Archive

Posts Tagged ‘Filtering’

Twitter as a Social Filter

October 14, 2010 Leave a comment

Because of its simplicity, people have found many ways to make use of their Twitter account. On a personal level, by sharing their daily thoughts and things that annoy them, for gossip purposes, by following celebrities, or on a professional level, by showing the world what they are doing and generate attention for their products. On a personal level, I use Facebook, I am not interested in celebrities and I don’t have any professional interests. Still, I’m a heavy Twitter user. For what? For filtering.

The sentence “I think it is stupid, I don’t want to know when people are going to the bathroom” is heard many times when I talk about Twitter. The microblog service that asks people ‘what are you doing?’ And yes, this questions is the reason a lot of really uninteresting answers appear online. But if people complain that Twitter contains only useless information, is it the fault of the medium, or their own network? By a click of a single button you can start following people. With the same ease you can ‘unfollow’ them and you never have to read about their uninteresting lives ever again. If you do this consistently, you will end up with an extremely helpful tool that can help you solve the so much discussed problem of the ‘information overload’.

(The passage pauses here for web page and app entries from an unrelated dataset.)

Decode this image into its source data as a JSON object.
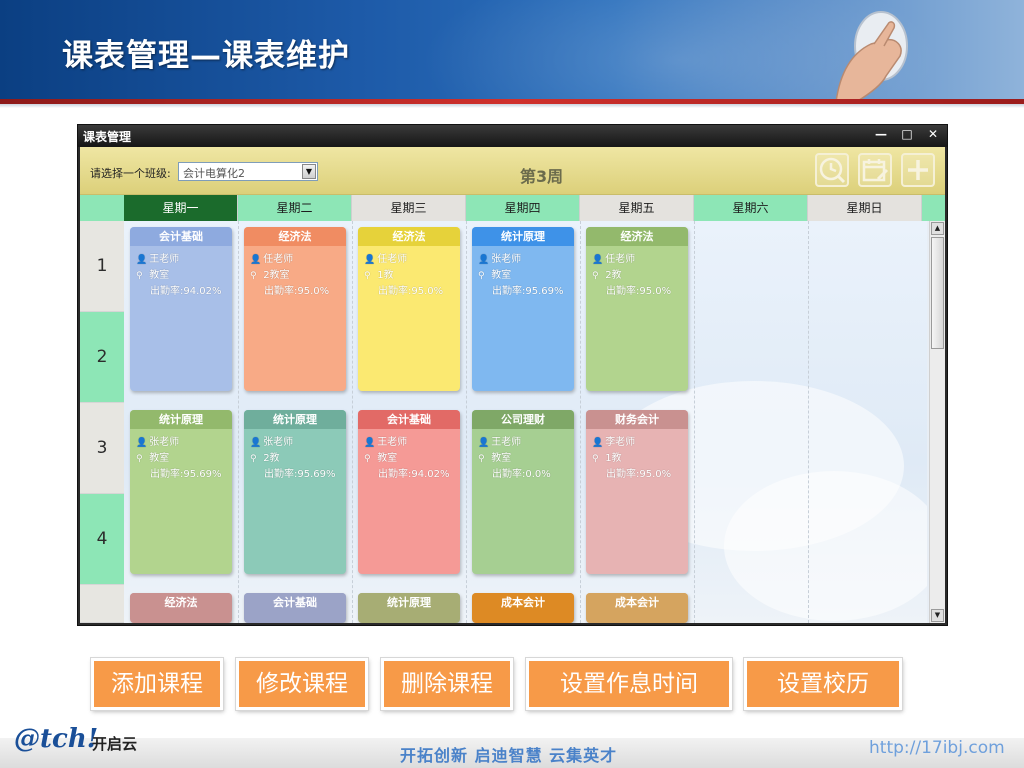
{
  "banner": {
    "title": "课表管理—课表维护"
  },
  "window": {
    "title": "课表管理",
    "controls": {
      "minimize": "—",
      "maximize": "□",
      "close": "✕"
    }
  },
  "toolbar": {
    "class_label": "请选择一个班级:",
    "class_value": "会计电算化2",
    "week": "第3周",
    "icons": [
      "clock-icon",
      "calendar-edit-icon",
      "plus-icon"
    ]
  },
  "days": [
    "星期一",
    "星期二",
    "星期三",
    "星期四",
    "星期五",
    "星期六",
    "星期日"
  ],
  "periods": [
    "1",
    "2",
    "3",
    "4"
  ],
  "courses": {
    "r1": [
      {
        "name": "会计基础",
        "teacher": "王老师",
        "room": "教室",
        "rate": "出勤率:94.02%"
      },
      {
        "name": "经济法",
        "teacher": "任老师",
        "room": "2教室",
        "rate": "出勤率:95.0%"
      },
      {
        "name": "经济法",
        "teacher": "任老师",
        "room": "1教",
        "rate": "出勤率:95.0%"
      },
      {
        "name": "统计原理",
        "teacher": "张老师",
        "room": "教室",
        "rate": "出勤率:95.69%"
      },
      {
        "name": "经济法",
        "teacher": "任老师",
        "room": "2教",
        "rate": "出勤率:95.0%"
      }
    ],
    "r2": [
      {
        "name": "统计原理",
        "teacher": "张老师",
        "room": "教室",
        "rate": "出勤率:95.69%"
      },
      {
        "name": "统计原理",
        "teacher": "张老师",
        "room": "2教",
        "rate": "出勤率:95.69%"
      },
      {
        "name": "会计基础",
        "teacher": "王老师",
        "room": "教室",
        "rate": "出勤率:94.02%"
      },
      {
        "name": "公司理财",
        "teacher": "王老师",
        "room": "教室",
        "rate": "出勤率:0.0%"
      },
      {
        "name": "财务会计",
        "teacher": "李老师",
        "room": "1教",
        "rate": "出勤率:95.0%"
      }
    ],
    "r3": [
      {
        "name": "经济法"
      },
      {
        "name": "会计基础"
      },
      {
        "name": "统计原理"
      },
      {
        "name": "成本会计"
      },
      {
        "name": "成本会计"
      }
    ]
  },
  "card_colors": {
    "r1": [
      [
        "#8eaadf",
        "#a8bfe8"
      ],
      [
        "#f08c62",
        "#f8aa86"
      ],
      [
        "#e6d23a",
        "#fbe971"
      ],
      [
        "#3e92e8",
        "#7fb8f0"
      ],
      [
        "#93b96c",
        "#b2d48e"
      ]
    ],
    "r2": [
      [
        "#93b96c",
        "#b2d48e"
      ],
      [
        "#6fae9c",
        "#8ccab8"
      ],
      [
        "#e26a66",
        "#f59a96"
      ],
      [
        "#7fa867",
        "#a6cf92"
      ],
      [
        "#c99190",
        "#e7b3b3"
      ]
    ],
    "r3": [
      "#c99190",
      "#9ba3c7",
      "#a7ad74",
      "#dd8a24",
      "#d5a45f"
    ]
  },
  "actions": [
    "添加课程",
    "修改课程",
    "删除课程",
    "设置作息时间",
    "设置校历"
  ],
  "footer": {
    "logo_main": "@tch!",
    "logo_cn": "开启云",
    "slogan": "开拓创新  启迪智慧  云集英才",
    "url": "http://17ibj.com"
  }
}
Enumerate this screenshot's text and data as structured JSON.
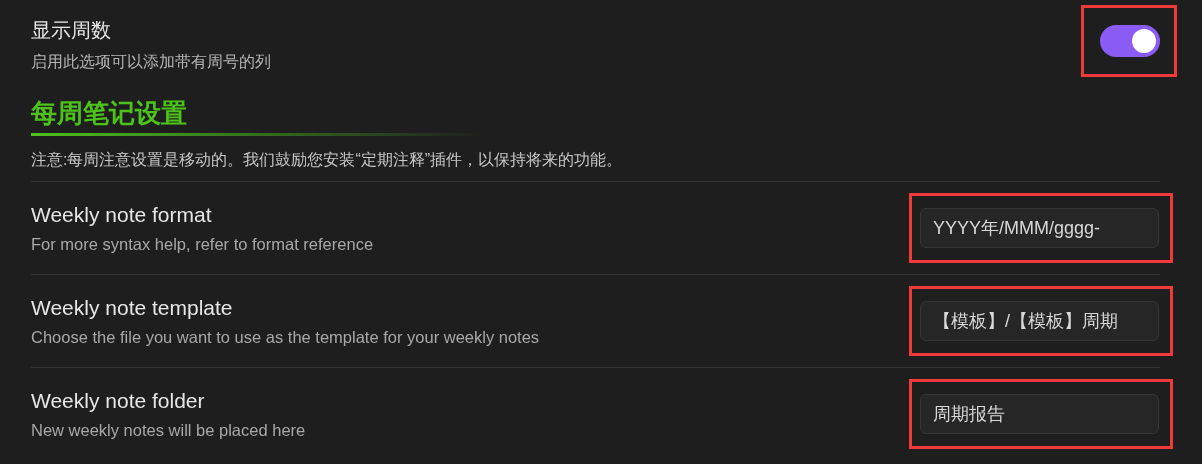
{
  "toggle_setting": {
    "title": "显示周数",
    "description": "启用此选项可以添加带有周号的列",
    "on": true,
    "highlighted": true
  },
  "section": {
    "heading": "每周笔记设置",
    "note": "注意:每周注意设置是移动的。我们鼓励您安装“定期注释”插件，以保持将来的功能。"
  },
  "settings": [
    {
      "title": "Weekly note format",
      "description": "For more syntax help, refer to format reference",
      "value": "YYYY年/MMM/gggg-",
      "highlighted": true
    },
    {
      "title": "Weekly note template",
      "description": "Choose the file you want to use as the template for your weekly notes",
      "value": "【模板】/【模板】周期",
      "highlighted": true
    },
    {
      "title": "Weekly note folder",
      "description": "New weekly notes will be placed here",
      "value": "周期报告",
      "highlighted": true
    }
  ]
}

I have had a Twitter account for almost a year and I think I use it almost everyday. Still, I don’t consider myself to be a ‘heavy user’. I post a tweet maybe once or twice a week. At first, I really did not know what to do with my account. Why would I use this medium when I already have a Facebook account to connect with my friends and let them know what I am doing? The big difference between other social networks, like Facebook, and Twitter is the easy way that you can connect with people. Where Facebook is mainly used for people who actually know each other, or at least met once in real life, Twitter allows you to connect with anybody you find interesting. So that is what I started to do…

I now follow 125 people. Some of them hardly post anything, others several times a day. Of these 125 people, I think I have met 30 of them personally once in my life. The rest of it are people who publish interesting stuff or online magazines like BoinBoing or Mashable. I also follow a lot of museums which share updates about their latest expositions. By following people which share links that I find interesting, I get my own personal recommendation feed. This way they do the filtering for me in such a way that an RSS reader could never do. RSS allows me to follow different blogs or magazines. It is very useful to see if they have a new blog entry. At a glance I can see what articles I have not read and which I have. What the RSS-filter does not do, is filter articles for my particular interest. It just shows every new post on a blog and lets me choose if I want to read it or not. The reason I nowadays prefer Twitter over RSS is that it is not just a mechanical filter. It becomes a social an a human filter. It saves me a lot of time filtering headlines of articles because other people have already done that for me.

In a way, this type of use has more similarities with the times before web 2.0, where we could just recommend interesting websites or articles to each other by sending an email or a news letter. This system worked very well in the beginning of the internet, but soon there was simply too much information to do this manual and the RSS feed was invented to help people to keep track of all the new things appearing online. By selecting categories the user is able to filter the content pretty well, but it still has no idea what I am really interested in, it can not figure out what I think. Here the human mind is still superior to the machine.

By realising this, social filtering is something that has been of many peoples interest for a couple of years. For example the website StumbleUpon, which lets you browse to random websites according to your selected interests. When you stumble on something you like, thumbs up, if you do not, thumbs down. This way the system gets smarter every time somebody stumbles and can also find out more about what the personal user likes. Together with the community you try to make a selection of the good sites through the millions of bad ones out there.

By using Twitter as a filter, an even more personal one appears. You let your information flow depend on the users you follow. In my case, 125 people are responsible of what information I get to see on a daily base, apart from the daily news feed. This has the risk of missing out on some stuff, but if it is interesting enough, I trust my network to retweet other peoples links so I still get access to it.

This is yet another reason why Twitter is so much greater than people generally think it is. And it’s not at all addictive. So if you’ll excuse me, I have to go find out whether Richard Florida has any new tweets and share this post with the 75 people which find me interesting…